▸ **WHAT NEEDS TO BE DONE**
Strip out all images, then restate the data verbatim.

Dataset rows describing interfaces
* * *

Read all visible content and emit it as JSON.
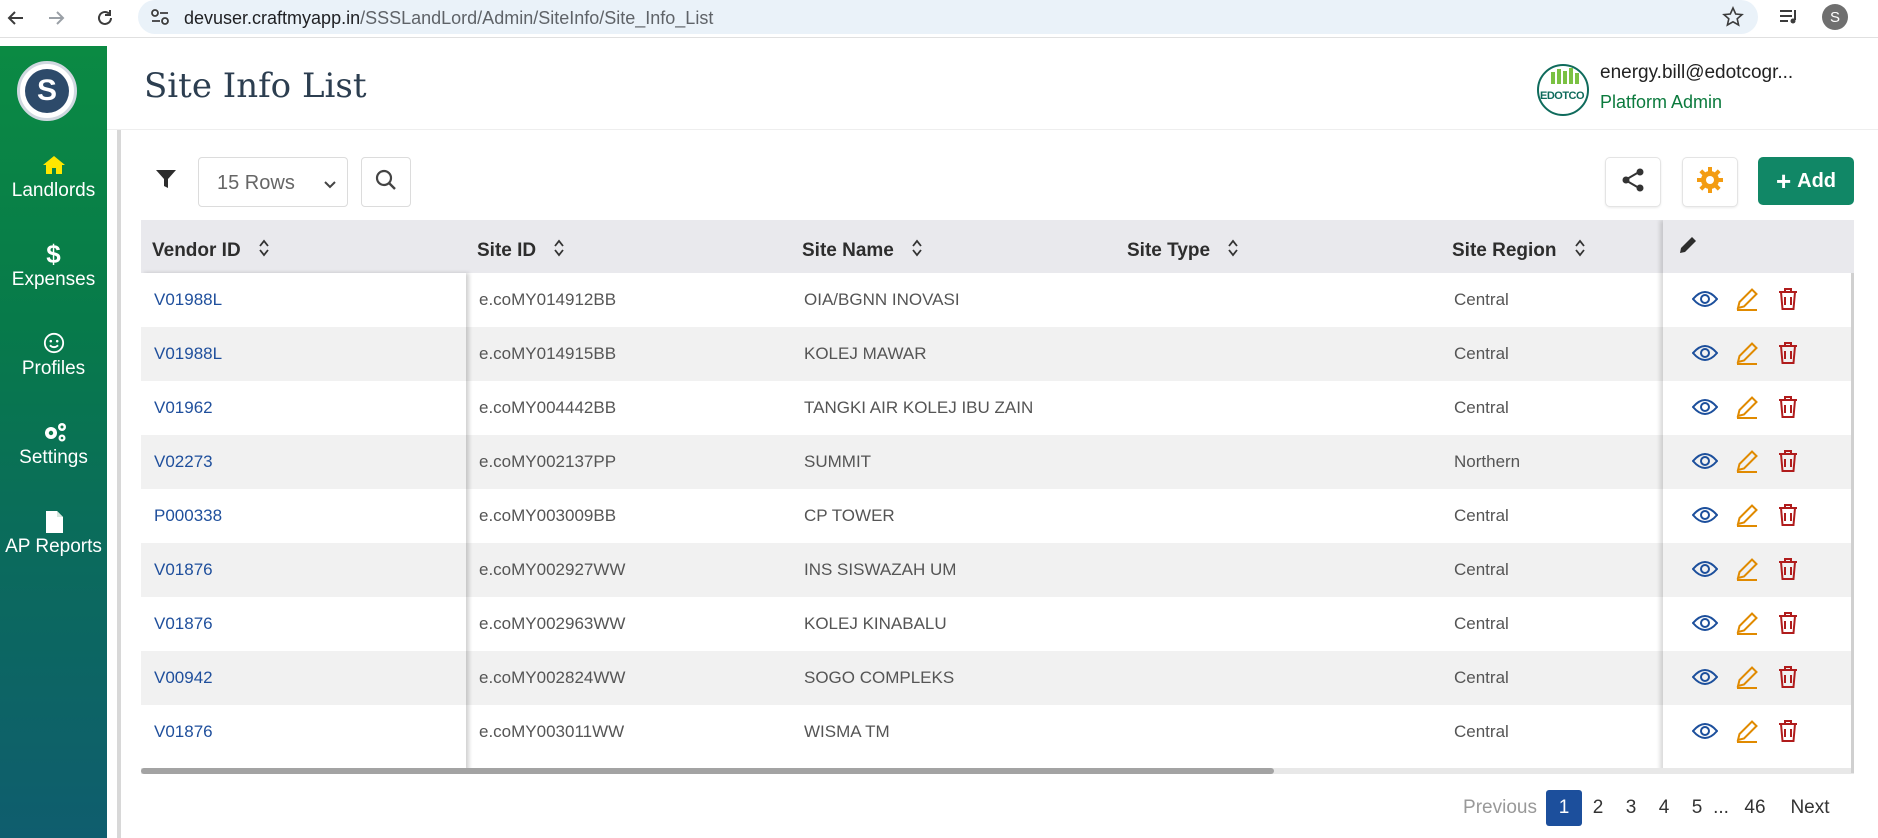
{
  "browser": {
    "url_host": "devuser.craftmyapp.in",
    "url_path": "/SSSLandLord/Admin/SiteInfo/Site_Info_List",
    "profile_initial": "S"
  },
  "sidebar": {
    "logo_letter": "S",
    "items": [
      {
        "label": "Landlords",
        "icon": "home-icon"
      },
      {
        "label": "Expenses",
        "icon": "dollar-icon"
      },
      {
        "label": "Profiles",
        "icon": "smiley-icon"
      },
      {
        "label": "Settings",
        "icon": "gears-icon"
      },
      {
        "label": "AP Reports",
        "icon": "document-icon"
      }
    ],
    "accent_color": "#0b8a43",
    "highlight_color": "#ffe600"
  },
  "header": {
    "title": "Site Info List",
    "user_email": "energy.bill@edotcogr...",
    "user_role": "Platform Admin",
    "avatar_text": "EDOTCO"
  },
  "toolbar": {
    "rows_selected": "15 Rows",
    "add_label": "Add",
    "brand_color": "#118766"
  },
  "table": {
    "columns": [
      "Vendor ID",
      "Site ID",
      "Site Name",
      "Site Type",
      "Site Region"
    ],
    "rows": [
      {
        "vendor": "V01988L",
        "site_id": "e.coMY014912BB",
        "site_name": "OIA/BGNN INOVASI",
        "site_type": "",
        "region": "Central"
      },
      {
        "vendor": "V01988L",
        "site_id": "e.coMY014915BB",
        "site_name": "KOLEJ MAWAR",
        "site_type": "",
        "region": "Central"
      },
      {
        "vendor": "V01962",
        "site_id": "e.coMY004442BB",
        "site_name": "TANGKI AIR KOLEJ IBU ZAIN",
        "site_type": "",
        "region": "Central"
      },
      {
        "vendor": "V02273",
        "site_id": "e.coMY002137PP",
        "site_name": "SUMMIT",
        "site_type": "",
        "region": "Northern"
      },
      {
        "vendor": "P000338",
        "site_id": "e.coMY003009BB",
        "site_name": "CP TOWER",
        "site_type": "",
        "region": "Central"
      },
      {
        "vendor": "V01876",
        "site_id": "e.coMY002927WW",
        "site_name": "INS SISWAZAH UM",
        "site_type": "",
        "region": "Central"
      },
      {
        "vendor": "V01876",
        "site_id": "e.coMY002963WW",
        "site_name": "KOLEJ KINABALU",
        "site_type": "",
        "region": "Central"
      },
      {
        "vendor": "V00942",
        "site_id": "e.coMY002824WW",
        "site_name": "SOGO COMPLEKS",
        "site_type": "",
        "region": "Central"
      },
      {
        "vendor": "V01876",
        "site_id": "e.coMY003011WW",
        "site_name": "WISMA TM",
        "site_type": "",
        "region": "Central"
      }
    ]
  },
  "pagination": {
    "previous": "Previous",
    "pages": [
      "1",
      "2",
      "3",
      "4",
      "5"
    ],
    "ellipsis": "...",
    "last": "46",
    "next": "Next",
    "current": "1"
  }
}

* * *

▸ **FINAL ANSWER**
Read all visible content and emit it as JSON.
{
  "browser": {
    "url_host": "devuser.craftmyapp.in",
    "url_path": "/SSSLandLord/Admin/SiteInfo/Site_Info_List",
    "profile_initial": "S"
  },
  "sidebar": {
    "logo_letter": "S",
    "items": [
      {
        "label": "Landlords",
        "icon": "home-icon"
      },
      {
        "label": "Expenses",
        "icon": "dollar-icon"
      },
      {
        "label": "Profiles",
        "icon": "smiley-icon"
      },
      {
        "label": "Settings",
        "icon": "gears-icon"
      },
      {
        "label": "AP Reports",
        "icon": "document-icon"
      }
    ],
    "accent_color": "#0b8a43",
    "highlight_color": "#ffe600"
  },
  "header": {
    "title": "Site Info List",
    "user_email": "energy.bill@edotcogr...",
    "user_role": "Platform Admin",
    "avatar_text": "EDOTCO"
  },
  "toolbar": {
    "rows_selected": "15 Rows",
    "add_label": "Add",
    "brand_color": "#118766"
  },
  "table": {
    "columns": [
      "Vendor ID",
      "Site ID",
      "Site Name",
      "Site Type",
      "Site Region"
    ],
    "rows": [
      {
        "vendor": "V01988L",
        "site_id": "e.coMY014912BB",
        "site_name": "OIA/BGNN INOVASI",
        "site_type": "",
        "region": "Central"
      },
      {
        "vendor": "V01988L",
        "site_id": "e.coMY014915BB",
        "site_name": "KOLEJ MAWAR",
        "site_type": "",
        "region": "Central"
      },
      {
        "vendor": "V01962",
        "site_id": "e.coMY004442BB",
        "site_name": "TANGKI AIR KOLEJ IBU ZAIN",
        "site_type": "",
        "region": "Central"
      },
      {
        "vendor": "V02273",
        "site_id": "e.coMY002137PP",
        "site_name": "SUMMIT",
        "site_type": "",
        "region": "Northern"
      },
      {
        "vendor": "P000338",
        "site_id": "e.coMY003009BB",
        "site_name": "CP TOWER",
        "site_type": "",
        "region": "Central"
      },
      {
        "vendor": "V01876",
        "site_id": "e.coMY002927WW",
        "site_name": "INS SISWAZAH UM",
        "site_type": "",
        "region": "Central"
      },
      {
        "vendor": "V01876",
        "site_id": "e.coMY002963WW",
        "site_name": "KOLEJ KINABALU",
        "site_type": "",
        "region": "Central"
      },
      {
        "vendor": "V00942",
        "site_id": "e.coMY002824WW",
        "site_name": "SOGO COMPLEKS",
        "site_type": "",
        "region": "Central"
      },
      {
        "vendor": "V01876",
        "site_id": "e.coMY003011WW",
        "site_name": "WISMA TM",
        "site_type": "",
        "region": "Central"
      }
    ]
  },
  "pagination": {
    "previous": "Previous",
    "pages": [
      "1",
      "2",
      "3",
      "4",
      "5"
    ],
    "ellipsis": "...",
    "last": "46",
    "next": "Next",
    "current": "1"
  }
}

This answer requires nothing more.